We’re celebrating today: it’s the 75th anniversary of the University of Cambridge’s Computer Laboratory. From its beginnings in 1938 as the Mathematical Laboratory, it’s provided the foundations for much of our computing history; Raspberry Pi is only one of hundreds of successful business set up by academics and alumni, and we’re very proud to be associated with the Lab.
Things have changed in computing since the Mathematical Laboratory’s early days. Just before our wedding, when Eben was writing up his PhD and we were living in university housing, the wife of a very old, very decorated gentlemen took me by the elbow with startlingly strong fingers after a dinner, and proffered a dire warning.
“You need to understand that life will not be easy if you marry a computer scientist, especially early in your marriage; you won’t always come first. When we were young marrieds, John would disappear for hours in the middle of the night to cool that damned machine for his supervisor.”
It turns out that “that damned machine” was EDSAC. (My advice to “young marrieds”: if you can’t beat them, join them.)
It’s thanks to work done in that laboratory that you’re holding a Raspberry Pi now that doesn’t need cooling at all, let alone in the middle of the night; ARM, whose technology is in the Pi’s processor, was originally a spinoff from the Computer Lab.
The Lab’s anniversary announcement says:
It was where EDSAC, the first programmable computer ever brought into general service, was built, and where microprogramming was pioneered by Maurice Wilkes, the Lab’s second Director, using EDSAC 2. Towards the end of the mainframe age, major advances were made in fields such as networked computing and computer-aided design. Cambridge’s Computer Lab was the home of the world’s first webcam. It was the place where Michael Burrows, the leading computer scientist in search engine development, learned his trade, and where Bjarne Stroustrup, inventor of the hugely popular computer language C++, did his PhD. Without the Lab, early home computers like the BBC Micro, or the low-power chip technology used in iPads and mobile phones, or the Raspberry Pi, might well never have emerged.
We’re a bit overwhelmed to find ourselves discussed in such august company. Eben’s one of the (ha) Distinguished Speakers at today’s celebrations; tomorrow it’s back to normal, but for today we’re enjoying an incredible feeling of taking part in history, and a sense of the extraordinary pace we’ve been moving at for the last 75 years.
Congratulations to everybody at the Lab, past, present and future. Here’s to the next 75 years – let’s make them good ones!

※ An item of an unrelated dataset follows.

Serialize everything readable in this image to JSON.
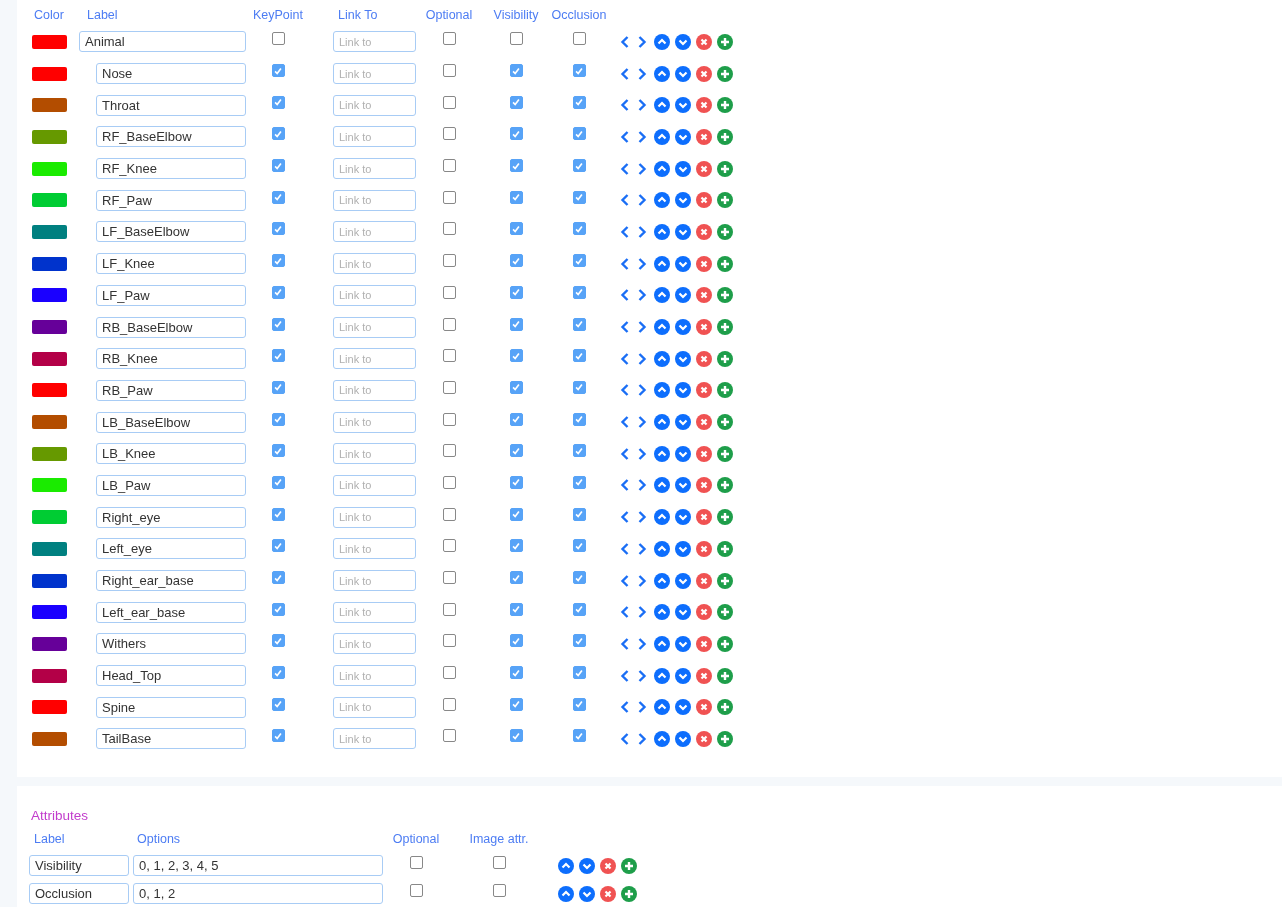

Updated to add: I’ve just been pointed at a slideshow about the Lab’s first 75 years on the BBC News website. It’s short but interesting, and you might recognise the object in the final slide.